	2008-11-24 16:36:42,154 DEBUG: Waiting for a request
  ... and the bridge should log:
	2008-11-24 16:41:42,214 DEBUG: Waiting for the client to connect

  After you are satisfied with the function of the system, enable and start the
  sigul_server service.

Setting up the client
---------------------
* Create a NSS database for the client in $client_dir=~/.sigul.
  (see "(1)" above)
* Import the CA certificate used to generate the certificate for the bridge
  (see "(5)" above)
* Create a certificate for the user, or import it from a .pem file
  (see "(3a)", "(3b)" above).  Use 'sigul-client-cert' as a nickname,
  CN=YOUR_FEDORA_ACCOUNT_NAME as the certificate's subject ('-s' option to
  certutil).  Use 'u,,' as a parameter to the '-t' (trust) option.

* Configure the client: edit /etc/sigul/client.conf:
  Note the default port.  Edit at least bridge-hostname, server-hostname (both
  must match host names in certificates) and the [nss] section.  Edit user-name
  to be the same as the user name of the server administrator you have created
  before.

* Run the client:
	sigul -v -v list-users
  This should ask for administrator's password and then output a single
  line containing the administrator's user name.

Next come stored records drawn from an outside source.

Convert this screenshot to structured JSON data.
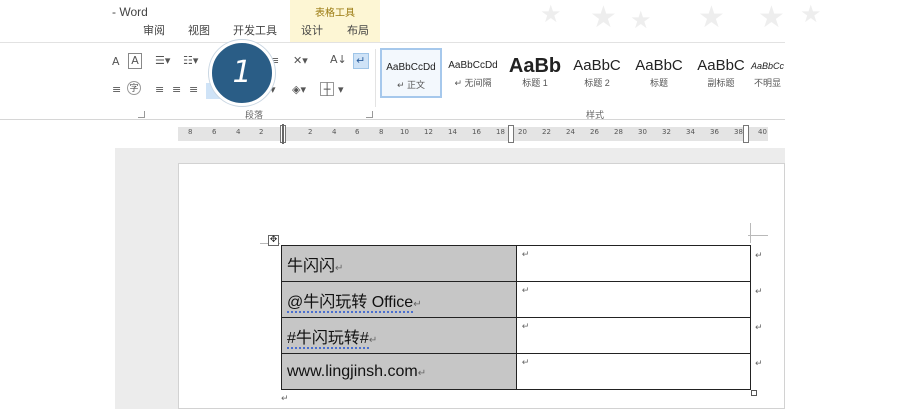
{
  "window": {
    "title": "- Word"
  },
  "tabs": [
    {
      "label": "审阅"
    },
    {
      "label": "视图"
    },
    {
      "label": "开发工具"
    },
    {
      "label": "设计"
    },
    {
      "label": "布局"
    }
  ],
  "context_group": {
    "label": "表格工具"
  },
  "ribbon": {
    "paragraph_label": "段落",
    "styles_label": "样式",
    "styles": [
      {
        "sample": "AaBbCcDd",
        "name": "↵ 正文",
        "selected": true
      },
      {
        "sample": "AaBbCcDd",
        "name": "↵ 无间隔"
      },
      {
        "sample": "AaBb",
        "name": "标题 1"
      },
      {
        "sample": "AaBbC",
        "name": "标题 2"
      },
      {
        "sample": "AaBbC",
        "name": "标题"
      },
      {
        "sample": "AaBbC",
        "name": "副标题"
      },
      {
        "sample": "AaBbCc",
        "name": "不明显"
      }
    ]
  },
  "step_badge": {
    "number": "1"
  },
  "ruler": {
    "left_numbers": [
      "8",
      "6",
      "4",
      "2"
    ],
    "right_numbers": [
      "2",
      "4",
      "6",
      "8",
      "10",
      "12",
      "14",
      "16",
      "18",
      "20",
      "22",
      "24",
      "26",
      "28",
      "30",
      "32",
      "34",
      "36",
      "38",
      "40"
    ]
  },
  "document": {
    "table_rows": [
      {
        "left": "牛闪闪",
        "right": ""
      },
      {
        "left": "@牛闪玩转 Office",
        "right": ""
      },
      {
        "left": "#牛闪玩转#",
        "right": ""
      },
      {
        "left": "www.lingjinsh.com",
        "right": ""
      }
    ],
    "paragraph_mark": "↵",
    "move_handle": "✥"
  }
}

Note on setting up the client
-----------------------------
After the system is deployed using the Fedora CA and certificates issued by the
Fedora CA, a client can be confiured simply by running
	sigul_setup_client
This scripts imports ~/.fedora-server-ca.cert and ~/.fedora.cert into ~/.sigul;
~/.sigul will be the default $client_dir.

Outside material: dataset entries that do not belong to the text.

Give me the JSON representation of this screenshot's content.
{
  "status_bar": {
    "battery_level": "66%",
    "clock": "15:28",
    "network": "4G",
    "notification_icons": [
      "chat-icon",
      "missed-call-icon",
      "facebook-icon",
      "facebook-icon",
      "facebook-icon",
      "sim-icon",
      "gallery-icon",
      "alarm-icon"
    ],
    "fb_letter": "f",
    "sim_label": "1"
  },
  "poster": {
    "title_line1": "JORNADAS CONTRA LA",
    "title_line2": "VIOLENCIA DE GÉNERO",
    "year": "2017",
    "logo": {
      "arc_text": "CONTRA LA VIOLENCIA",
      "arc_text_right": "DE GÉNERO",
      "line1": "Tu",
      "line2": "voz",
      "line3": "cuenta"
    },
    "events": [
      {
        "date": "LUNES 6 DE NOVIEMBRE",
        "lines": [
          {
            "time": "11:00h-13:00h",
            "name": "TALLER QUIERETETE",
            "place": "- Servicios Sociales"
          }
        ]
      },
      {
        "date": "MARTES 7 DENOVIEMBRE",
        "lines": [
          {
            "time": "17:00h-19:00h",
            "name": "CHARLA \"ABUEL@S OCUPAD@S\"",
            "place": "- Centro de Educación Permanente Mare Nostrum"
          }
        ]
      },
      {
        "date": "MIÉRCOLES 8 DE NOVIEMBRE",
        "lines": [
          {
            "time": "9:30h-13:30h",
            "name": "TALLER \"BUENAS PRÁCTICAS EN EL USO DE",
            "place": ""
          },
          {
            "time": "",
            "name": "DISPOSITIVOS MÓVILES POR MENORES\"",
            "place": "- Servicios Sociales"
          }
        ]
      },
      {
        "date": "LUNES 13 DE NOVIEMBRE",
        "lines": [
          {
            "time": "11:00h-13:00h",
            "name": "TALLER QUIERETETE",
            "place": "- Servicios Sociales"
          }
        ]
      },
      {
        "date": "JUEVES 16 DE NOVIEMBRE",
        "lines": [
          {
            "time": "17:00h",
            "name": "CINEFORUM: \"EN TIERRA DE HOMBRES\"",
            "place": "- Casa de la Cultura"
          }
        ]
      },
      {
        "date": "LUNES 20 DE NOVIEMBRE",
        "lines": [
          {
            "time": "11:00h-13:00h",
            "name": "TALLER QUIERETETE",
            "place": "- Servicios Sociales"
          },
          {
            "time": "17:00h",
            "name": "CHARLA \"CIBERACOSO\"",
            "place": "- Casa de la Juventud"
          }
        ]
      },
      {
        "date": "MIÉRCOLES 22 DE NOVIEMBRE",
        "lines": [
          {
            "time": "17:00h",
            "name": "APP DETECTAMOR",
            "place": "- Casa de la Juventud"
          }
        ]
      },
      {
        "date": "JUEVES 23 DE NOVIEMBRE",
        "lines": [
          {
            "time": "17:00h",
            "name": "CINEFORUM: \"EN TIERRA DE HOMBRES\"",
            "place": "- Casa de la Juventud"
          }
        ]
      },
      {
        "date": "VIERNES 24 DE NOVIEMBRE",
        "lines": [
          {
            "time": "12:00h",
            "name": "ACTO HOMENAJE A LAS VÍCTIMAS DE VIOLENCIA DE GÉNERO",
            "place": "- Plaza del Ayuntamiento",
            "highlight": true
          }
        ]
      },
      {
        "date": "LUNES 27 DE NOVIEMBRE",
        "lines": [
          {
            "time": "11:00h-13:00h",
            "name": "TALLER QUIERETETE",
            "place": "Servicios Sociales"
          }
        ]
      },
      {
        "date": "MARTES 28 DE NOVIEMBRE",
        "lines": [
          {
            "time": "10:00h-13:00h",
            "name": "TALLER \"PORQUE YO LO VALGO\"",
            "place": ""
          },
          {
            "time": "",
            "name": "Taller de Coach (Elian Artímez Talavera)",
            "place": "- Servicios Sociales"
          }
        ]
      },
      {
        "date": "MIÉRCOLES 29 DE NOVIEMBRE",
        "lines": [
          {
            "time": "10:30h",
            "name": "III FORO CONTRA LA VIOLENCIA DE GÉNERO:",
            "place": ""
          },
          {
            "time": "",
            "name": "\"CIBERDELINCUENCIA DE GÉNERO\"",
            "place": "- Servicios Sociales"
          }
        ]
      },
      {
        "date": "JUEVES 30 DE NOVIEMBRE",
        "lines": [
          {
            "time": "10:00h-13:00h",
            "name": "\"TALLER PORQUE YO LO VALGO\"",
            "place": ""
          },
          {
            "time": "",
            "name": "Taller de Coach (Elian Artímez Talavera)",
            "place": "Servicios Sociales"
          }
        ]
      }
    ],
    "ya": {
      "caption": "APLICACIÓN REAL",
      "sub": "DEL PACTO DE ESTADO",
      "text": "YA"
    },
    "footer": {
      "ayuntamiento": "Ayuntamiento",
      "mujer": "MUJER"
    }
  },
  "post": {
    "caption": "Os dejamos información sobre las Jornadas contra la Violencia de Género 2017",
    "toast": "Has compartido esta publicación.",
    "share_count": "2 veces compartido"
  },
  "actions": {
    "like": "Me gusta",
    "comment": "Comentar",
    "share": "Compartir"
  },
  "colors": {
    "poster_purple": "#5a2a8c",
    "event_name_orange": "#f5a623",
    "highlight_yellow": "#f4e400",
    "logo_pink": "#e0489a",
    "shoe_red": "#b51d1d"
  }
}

Guide to the commands
=====================
See (sigul --help-commands) and (sigul $command --help) for details.  Note that
each user has a potentially different pass phrase for each key they have access
to, and some users (e.g. administrators) may have a password that is not
related to any key.
* Create a new user on the server:
	sigul new-user [--admin] [--with-password] new_user_name
* Create a new key, making key_admin an administrator of the key (an user
  that can grant or revoke access to the key to/from other users):
	sigul new-key [--name-real=..] [...] --key-admin key_admin new_key_name
  (This can take quite a long time because gpg needs to generate enough
  entropy.)
* Import an existing key, making key_admin an administrator of the key:
	gpg --export-secret-key your-key-name > foo.gpg
	sigul import-key --key-admin key_admin new_key_name foo.gpg
* Grant access to the key to another user:
	sigul grant-key-access key_name grantee_name
  (To try access as different users, edit conf/client.conf:[client] user-name
* Clearsign a text message:
	cat > my-text-file << EOF
	[...]
	sigul sign-text -o signed-text-file key_name my-text-file
* Sign a binary file:
	sigul sign-data -o data-file.gpg key_name data-file
* Sign a local RPM:
	sigul sign-rpm -o signed.rpm key_name unsigned.rpm
* Download a RPM from koji, sign it and store it locally
	sigul sign-rpm -o signed.rpm key_name basesystem-8.1-1.noarch
  This requires a koji configuration on the bridge, as described above.  The
  koji access is performed by the bridge on behalf of the user specified in
  client.conf.
* Download a RPM from koji, sign it and store the signature into koji:
	sigul sign-rpm -o signed.rpm --store-in-koji --koji-only key_name \
		unsigned.rpm
* Sign multiple RPMs in one command:
	sigul sign-rpms -o directory_for_signed_rpms key_name unsigned1.rpm \
		unsigned2.rpm ...
  The sign-rpm options apply to sign-rpms as well.
* Provide passphrases noninteractively, to sign data from scripts:
  Use --batch, supply NUL-terminated pass-phrases on stdin (if the interactive
  mode asks for a particular passphrase twice, supply it only once).  E.g.:
	printf 'MY_PASSPHRASE\0' | sigul --batch \
		sign-data -o foo my_key pyrpm-0.70-1.src.rpm